A whole school and a community learned a hard lesson last week. A lesson in the frailty of this human "container". People who have never experienced the grief and helplessness of the loss of a loved one for themselves are ill equipped to handle it when it happens. Those of us who have, have been given a unique "gift".

Rurality said...

Those memorials are really fairly recent here... there never were any when I was growing up. Politicians here have discussed making them illegal, since people have had accidents while paying more attention to the memorials than to the road!

Pam in Tucson said...

Just a bit of history. From an intro. to the Roadside Crosses of New Mexico Oral History Project. "The purpose of the project was to bring a deeper awareness of the Spanish descanso or roadside cross tradition to the citizens of New Mexico, by documenting the historical origins, the contemporary cultural history, and the geographical locations of descansos in New Mexico. Traditionally, the descanso was a cross placed in the ground to mark the spot where mourners rested the coffin while on the walk from the home of the deceased person to the cemetery. With the introduction of the automobile, the tradition evolved to mark the place of death for victims of traffic or pedestrian accidents." The crosses are prevalent in southern Arizona, where I live. Some of the roadside crosses on the Tohono O'odham reservation and in the barrio and Chicano areas of Tucson are ornately decorated and very carefully tended.

LauraHinNJ said...
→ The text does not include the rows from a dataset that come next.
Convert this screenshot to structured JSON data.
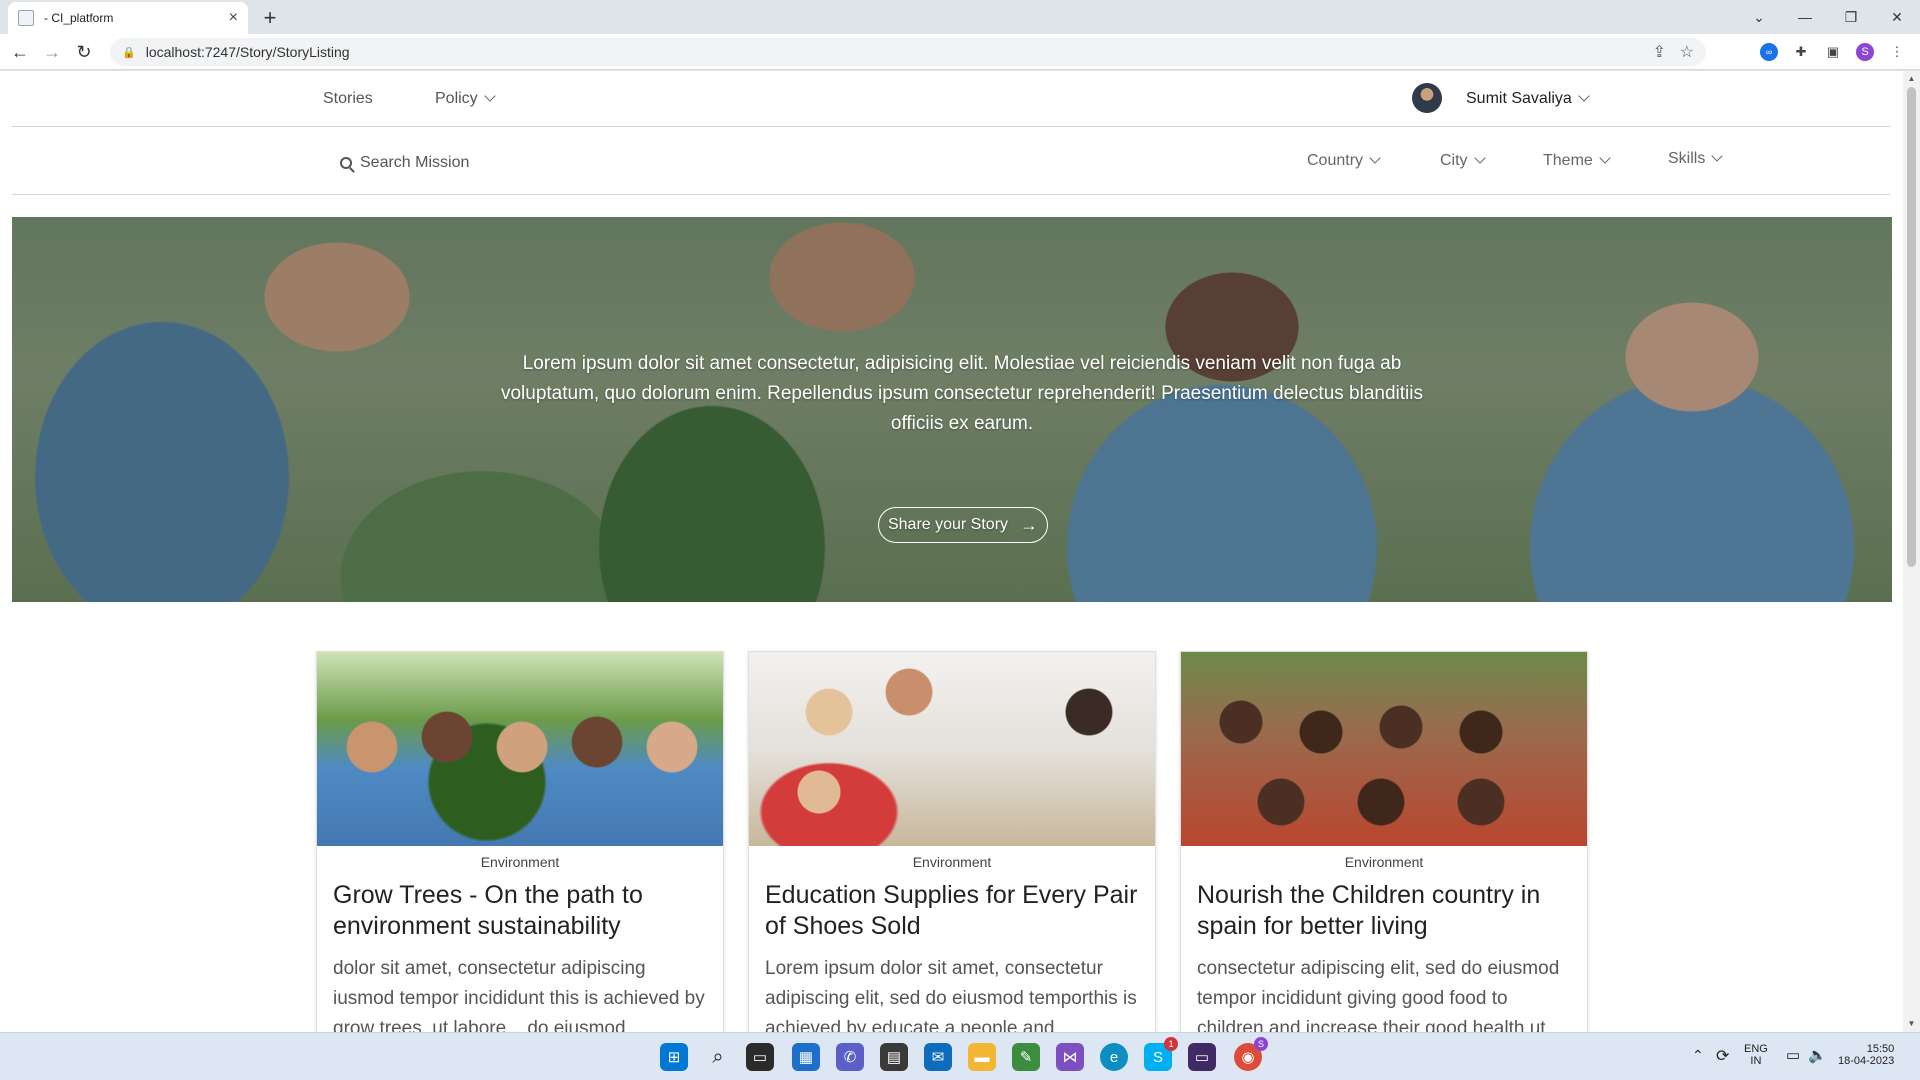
{
  "browser": {
    "tab_title": "- CI_platform",
    "url": "localhost:7247/Story/StoryListing",
    "profile_initial": "S"
  },
  "nav": {
    "stories": "Stories",
    "policy": "Policy",
    "user_name": "Sumit Savaliya"
  },
  "filters": {
    "search_placeholder": "Search Mission",
    "country": "Country",
    "city": "City",
    "theme": "Theme",
    "skills": "Skills"
  },
  "hero": {
    "text": "Lorem ipsum dolor sit amet consectetur, adipisicing elit. Molestiae vel reiciendis veniam velit non fuga ab voluptatum, quo dolorum enim. Repellendus ipsum consectetur reprehenderit! Praesentium delectus blanditiis officiis ex earum.",
    "button": "Share your Story"
  },
  "stories": [
    {
      "theme": "Environment",
      "title": "Grow Trees - On the path to environment sustainability",
      "description": "dolor sit amet, consectetur adipiscing iusmod tempor incididunt this is achieved by grow trees. ut labore... do eiusmod"
    },
    {
      "theme": "Environment",
      "title": "Education Supplies for Every Pair of Shoes Sold",
      "description": "Lorem ipsum dolor sit amet, consectetur adipiscing elit, sed do eiusmod temporthis is achieved by educate a people and"
    },
    {
      "theme": "Environment",
      "title": "Nourish the Children country in spain for better living",
      "description": "consectetur adipiscing elit, sed do eiusmod tempor incididunt giving good food to children and increase their good health ut"
    }
  ],
  "taskbar": {
    "skype_badge": "1",
    "chrome_badge": "S",
    "lang_top": "ENG",
    "lang_bottom": "IN",
    "time": "15:50",
    "date": "18-04-2023"
  },
  "colors": {
    "accent": "#1a73e8",
    "taskbar": "#dde6f3"
  }
}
Thanks for the info, Pam. Interesting that they're called *descansos* because the mourners would place a cross in the spot where they rested with the coffin.